While much of the attention on health care has shifted to Washington and the Obama Administration, there is still action taking place in the states. Governor Richardson, having largely failed to impose his original vision of bureaucratically-managed health care on New Mexico, has revised his plans and come up with a new “streamlined” health care plan.
Richardson recently unveiled a series of health care bills that will be introduced during the 2009 session. Among the initiatives he has planned are:
It would require agencies that buy insurance for public employees and retirees to work more closely together to save money, but it would leave the agencies themselves in place;
Increase use of electronic medical records;
Require insurance companies to spend 85 percent of premiums on health care and restrict premium increases over time; and
implement “guaranteed issue” policies that would force insurance companies to insure individuals regardless of medical condition
First and foremost, while they sound like a great idea, forcing doctors to shift to electronic records is not a panacea for our health care system;
Unfortunately for us, Richardson seems hell-bent on increasing costs and degrading patients’ ability to obtain coverage. Demanding that insurance companies spend 85 percent of their premium collections on patients simply reduces the incentives insurance companies have to appropriately administer coverage to their customers.

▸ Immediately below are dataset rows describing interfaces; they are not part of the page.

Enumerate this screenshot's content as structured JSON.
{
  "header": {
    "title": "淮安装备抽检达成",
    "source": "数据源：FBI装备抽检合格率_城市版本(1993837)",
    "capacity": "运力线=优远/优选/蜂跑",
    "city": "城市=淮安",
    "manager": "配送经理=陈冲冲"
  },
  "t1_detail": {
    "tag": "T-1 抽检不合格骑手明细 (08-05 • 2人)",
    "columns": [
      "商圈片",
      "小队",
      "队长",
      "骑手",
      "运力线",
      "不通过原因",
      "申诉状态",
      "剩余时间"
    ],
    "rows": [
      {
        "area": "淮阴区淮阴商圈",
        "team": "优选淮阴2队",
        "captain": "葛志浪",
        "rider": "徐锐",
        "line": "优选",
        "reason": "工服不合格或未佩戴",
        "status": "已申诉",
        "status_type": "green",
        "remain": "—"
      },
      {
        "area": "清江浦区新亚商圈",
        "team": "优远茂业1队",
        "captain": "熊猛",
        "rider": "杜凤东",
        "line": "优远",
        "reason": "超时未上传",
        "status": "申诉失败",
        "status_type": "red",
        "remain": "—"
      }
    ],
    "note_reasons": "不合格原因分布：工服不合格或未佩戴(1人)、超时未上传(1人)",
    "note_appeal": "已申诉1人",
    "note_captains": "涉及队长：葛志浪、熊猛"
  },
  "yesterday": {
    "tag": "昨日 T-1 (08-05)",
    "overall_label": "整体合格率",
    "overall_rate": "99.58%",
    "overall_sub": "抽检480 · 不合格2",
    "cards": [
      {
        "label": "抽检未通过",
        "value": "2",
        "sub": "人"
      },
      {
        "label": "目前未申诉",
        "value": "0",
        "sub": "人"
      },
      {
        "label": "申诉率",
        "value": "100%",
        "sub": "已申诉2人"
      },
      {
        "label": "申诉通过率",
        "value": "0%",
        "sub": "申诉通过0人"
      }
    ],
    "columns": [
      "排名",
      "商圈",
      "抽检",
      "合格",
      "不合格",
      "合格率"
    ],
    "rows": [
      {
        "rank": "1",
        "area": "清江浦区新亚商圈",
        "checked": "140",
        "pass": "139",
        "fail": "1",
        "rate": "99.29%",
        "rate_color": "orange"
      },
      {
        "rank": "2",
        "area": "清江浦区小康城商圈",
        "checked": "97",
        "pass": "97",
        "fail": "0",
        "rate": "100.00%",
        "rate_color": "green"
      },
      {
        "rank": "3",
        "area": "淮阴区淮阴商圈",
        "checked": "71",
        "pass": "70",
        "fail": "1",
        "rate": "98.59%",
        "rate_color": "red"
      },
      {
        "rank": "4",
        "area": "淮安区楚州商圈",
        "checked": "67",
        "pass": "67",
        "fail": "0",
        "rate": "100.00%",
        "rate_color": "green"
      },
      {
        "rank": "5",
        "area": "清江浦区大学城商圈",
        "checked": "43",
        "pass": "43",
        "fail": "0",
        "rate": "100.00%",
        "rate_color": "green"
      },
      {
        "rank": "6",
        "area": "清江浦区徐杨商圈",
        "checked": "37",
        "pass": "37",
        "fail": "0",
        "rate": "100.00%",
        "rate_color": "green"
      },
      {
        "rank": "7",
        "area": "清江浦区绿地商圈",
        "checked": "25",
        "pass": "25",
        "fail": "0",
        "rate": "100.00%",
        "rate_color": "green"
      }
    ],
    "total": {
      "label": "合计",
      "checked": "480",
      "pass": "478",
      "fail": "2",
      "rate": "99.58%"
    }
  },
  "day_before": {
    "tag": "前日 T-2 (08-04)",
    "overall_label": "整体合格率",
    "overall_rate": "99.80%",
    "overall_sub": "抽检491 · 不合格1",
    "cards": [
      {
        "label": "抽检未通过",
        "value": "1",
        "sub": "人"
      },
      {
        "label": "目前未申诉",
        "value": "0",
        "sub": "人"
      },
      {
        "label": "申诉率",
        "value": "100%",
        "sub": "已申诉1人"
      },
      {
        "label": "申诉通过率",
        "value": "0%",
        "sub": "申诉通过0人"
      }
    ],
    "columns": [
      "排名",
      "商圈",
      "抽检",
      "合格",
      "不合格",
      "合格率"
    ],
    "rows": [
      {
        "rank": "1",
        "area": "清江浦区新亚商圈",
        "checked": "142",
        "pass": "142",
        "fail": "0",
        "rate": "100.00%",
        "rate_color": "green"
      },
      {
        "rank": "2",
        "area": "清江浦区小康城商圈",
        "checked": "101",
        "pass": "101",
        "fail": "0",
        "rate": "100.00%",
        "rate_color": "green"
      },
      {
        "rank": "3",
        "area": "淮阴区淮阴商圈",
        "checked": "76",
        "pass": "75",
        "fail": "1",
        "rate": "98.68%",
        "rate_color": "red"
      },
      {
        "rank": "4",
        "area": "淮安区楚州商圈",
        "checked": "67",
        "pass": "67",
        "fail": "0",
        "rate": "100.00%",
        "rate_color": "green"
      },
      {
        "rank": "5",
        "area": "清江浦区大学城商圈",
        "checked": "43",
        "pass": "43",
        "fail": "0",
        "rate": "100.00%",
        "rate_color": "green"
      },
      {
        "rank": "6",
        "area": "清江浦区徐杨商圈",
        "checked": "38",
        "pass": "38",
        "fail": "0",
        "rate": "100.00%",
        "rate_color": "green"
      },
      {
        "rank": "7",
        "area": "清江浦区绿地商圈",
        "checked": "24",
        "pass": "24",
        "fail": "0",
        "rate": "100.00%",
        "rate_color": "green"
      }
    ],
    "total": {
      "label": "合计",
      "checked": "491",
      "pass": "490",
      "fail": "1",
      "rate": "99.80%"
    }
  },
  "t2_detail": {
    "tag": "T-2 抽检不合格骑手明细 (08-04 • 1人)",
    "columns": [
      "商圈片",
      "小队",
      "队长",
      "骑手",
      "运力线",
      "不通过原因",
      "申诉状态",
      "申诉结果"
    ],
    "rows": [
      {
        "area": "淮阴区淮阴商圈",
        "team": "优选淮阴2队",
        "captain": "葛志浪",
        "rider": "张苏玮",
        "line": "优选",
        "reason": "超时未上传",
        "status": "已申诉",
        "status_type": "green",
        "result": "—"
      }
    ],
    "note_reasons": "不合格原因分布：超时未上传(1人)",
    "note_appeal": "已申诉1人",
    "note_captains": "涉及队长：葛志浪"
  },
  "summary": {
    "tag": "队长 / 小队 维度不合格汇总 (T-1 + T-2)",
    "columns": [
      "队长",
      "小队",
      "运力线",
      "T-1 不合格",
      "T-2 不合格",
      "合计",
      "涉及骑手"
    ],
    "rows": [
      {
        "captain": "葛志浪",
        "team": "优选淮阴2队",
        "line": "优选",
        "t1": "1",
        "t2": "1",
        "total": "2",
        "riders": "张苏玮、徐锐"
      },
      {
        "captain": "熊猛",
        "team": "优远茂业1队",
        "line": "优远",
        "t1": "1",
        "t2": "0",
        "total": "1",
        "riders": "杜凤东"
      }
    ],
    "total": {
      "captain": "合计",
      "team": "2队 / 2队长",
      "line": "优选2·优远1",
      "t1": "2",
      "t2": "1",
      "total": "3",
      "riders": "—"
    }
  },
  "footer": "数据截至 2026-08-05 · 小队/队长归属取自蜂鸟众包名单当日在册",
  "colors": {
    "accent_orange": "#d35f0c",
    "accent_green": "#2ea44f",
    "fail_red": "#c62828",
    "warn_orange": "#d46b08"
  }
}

“Guaranteed issue” regulations are another bad idea. They have been found to increase the cost of insurance by 23 percent in the first year and 50 percent higher during the second. Increasing costs ultimately drive young and healthy people out of the marketplace.